The 17 bodies were found beneath a construction site in the eastern Baghdad neighborhood of Ur, just at the edge of Sadr City. The victims were blindfolded with tape across their mouths and may have been buried alive, according to Iraqi authorities who uncovered the grave in November. The corpses had lain there since at least 2007.
The grisly find was one of six recently uncovered mass graves cited in the newest U.N. human-rights report on Iraq. The five others were found in areas controlled by Sunni insurgents during the peak periods of violence in Iraq in 2006 and 2007, meaning the killers likely had no connection to the Iraqi government. But the grave in Ur was almost certainly the work of killers associated with the Shi'ite Mahdi Army militia, which was supported by elements of the Iraqi security forces. (See a multimedia presentation of emergency-room work amid the 2007 fighting.)
In early 2008, of course, the Mahdi Army would break dramatically with Iraqi Prime Minister Nouri al-Maliki, engaging government forces in open warfare. Loyalists to Mahdi Army leader Muqtada al-Sadr (who once participated in al-Maliki's government) openly despise the Prime Minister, whose soldiers came out on top in the confrontation. (See pictures of Iraq amid the 2006-07 crisis by photographer Yuri Kozyrev.)
Those very government forces are now about to be entrusted with the security of the streets of Iraq and their role in the fate of the bodies found in Ur raises questions about how in the future they will deal with not just crime, but also political opposition and international standards of justice. Al-Maliki's record does not comfort human-rights activists.
To start, al-Maliki's original alliance with al-Sadr raises questions about the Prime Minister's scruples. Al-Maliki and the Iraqi policymakers close to him did not necessarily see a problem working with a murderous militia that held considerable sway in the Iraqi army and national police. In fact, al-Maliki, who is Shi'ite, appeared more inclined to accept Shi'ite militia support than U.S. military help.
Since then, Iraq has done little to encourage accountability for alleged human-rights abuses by Iraqi security forces working with Shi'ite militias at the height of the sectarian killings.
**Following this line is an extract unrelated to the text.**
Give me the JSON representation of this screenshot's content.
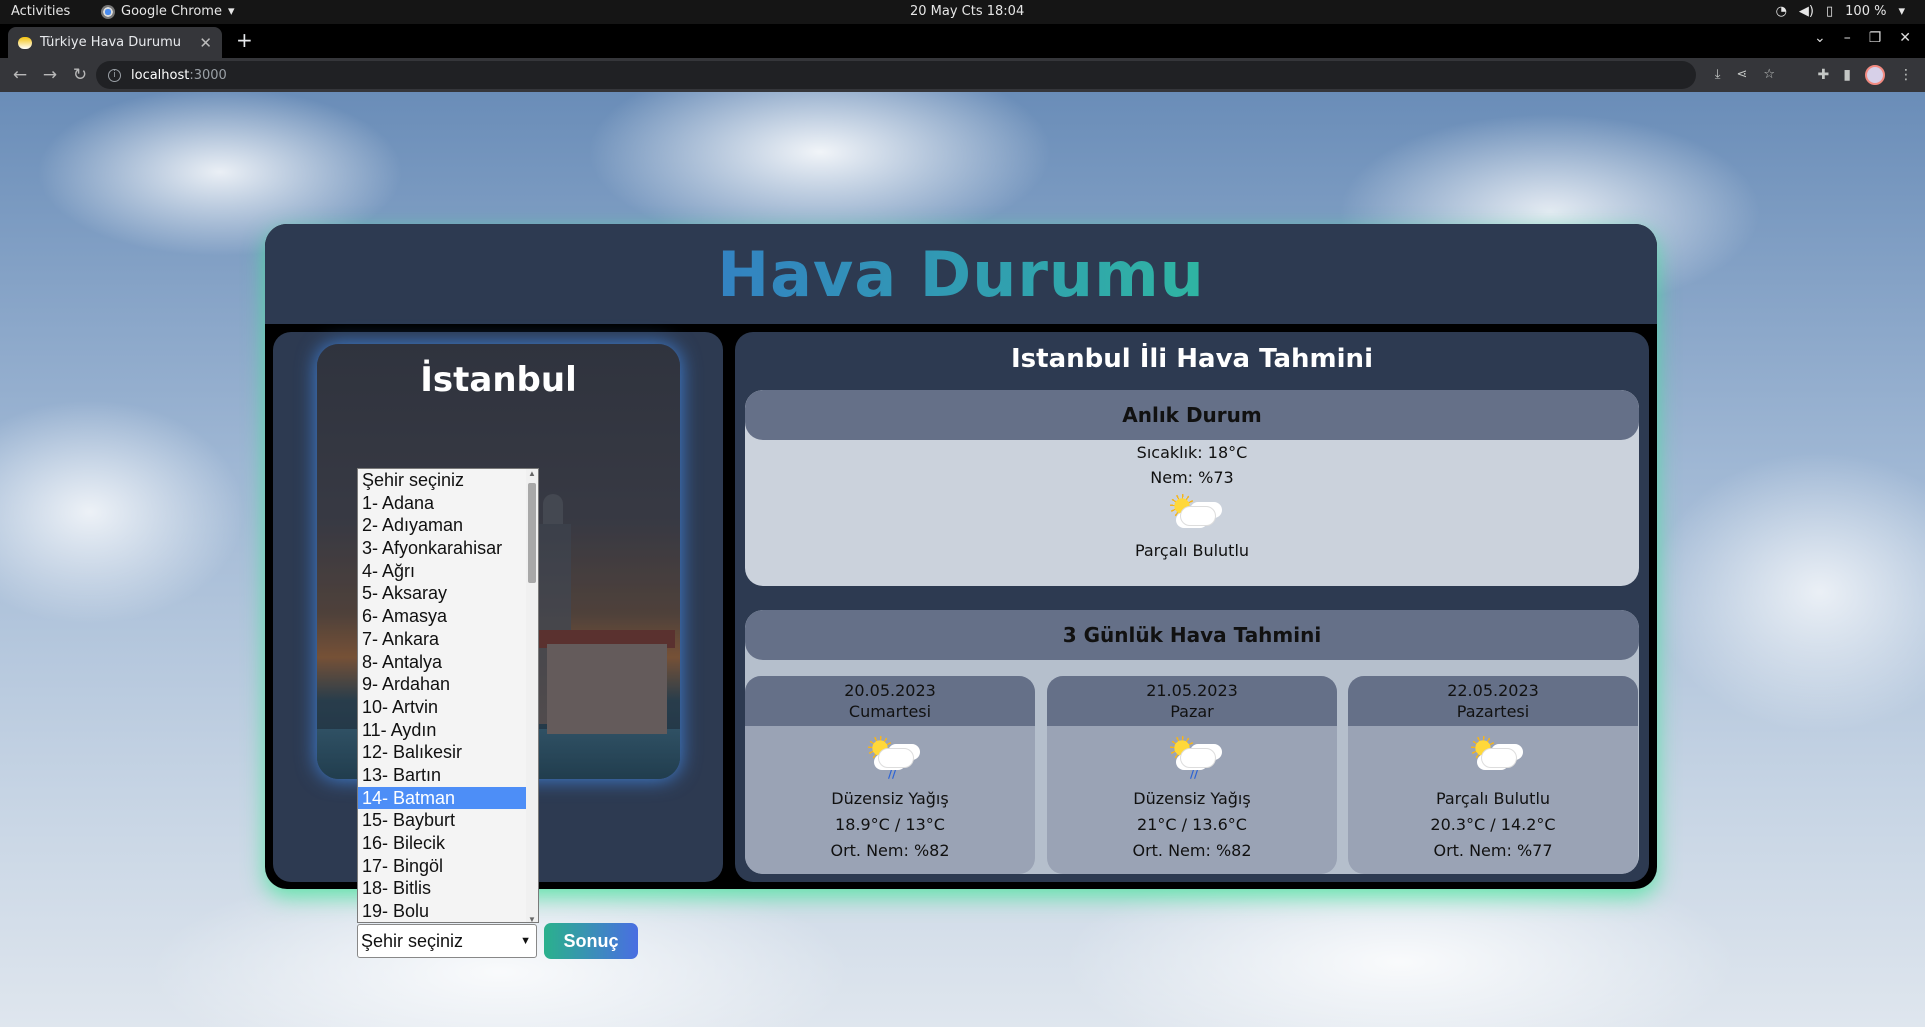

General David Petraeus, the former top U.S. commander in Iraq, and former Baghdad Ambassador Ryan Crocker repeatedly quarreled with al-Maliki on the matter throughout 2008, pressing the Prime Minister to clear the way for the trial of at least one senior Ministry of Interior official accused of orchestrating prison abuses and murders. Al-Maliki resisted the U.S. pressure and largely seemed unconcerned about investigating a myriad of cases in which Iraqi security forces, chiefly the national police, remain accused of rape, torture and murder in conjunction with sectarian death squads.
This week, al-Maliki's administration reiterated its call for U.S. forces to adhere to a withdrawal schedule that would take U.S. troops off the streets of Iraq entirely by June, despite the suggestion from some U.S. commanders that they may be needed in restive areas such as Mosul and Diyala province. After July, U.S. forces will presumably remain in significant numbers at bases outside urban areas and continue to offer support to the Iraqi army and police for the foreseeable future. That arrangement risks leaving U.S. troops providing military support to Iraqi security forces who may or may not adhere to human-rights norms when facing a probable rise in violence in the wake of the U.S. drawdown.
Brigadier General James Milano, the most senior U.S. commander dedicated wholly to working with the Ministry of Interior, said human-rights issues remained a concern regarding the practices of Iraq's police and soldiers going forward. Milano stressed that Iraqi security forces had made improvements in the human-rights realm in recent years. Still, Milano said, U.S. and nongovernmental agencies remain watchful, particularly in Iraqi jails, where reports of human-rights abuses continue to surface, according to U.N. reports. "We participate with them in inspections of detention centers," said Milano, who acknowledged that Iraqi jails face a serious overcrowding problem. "We're looking, of course, for any kind of signs of abuse or mistreatment."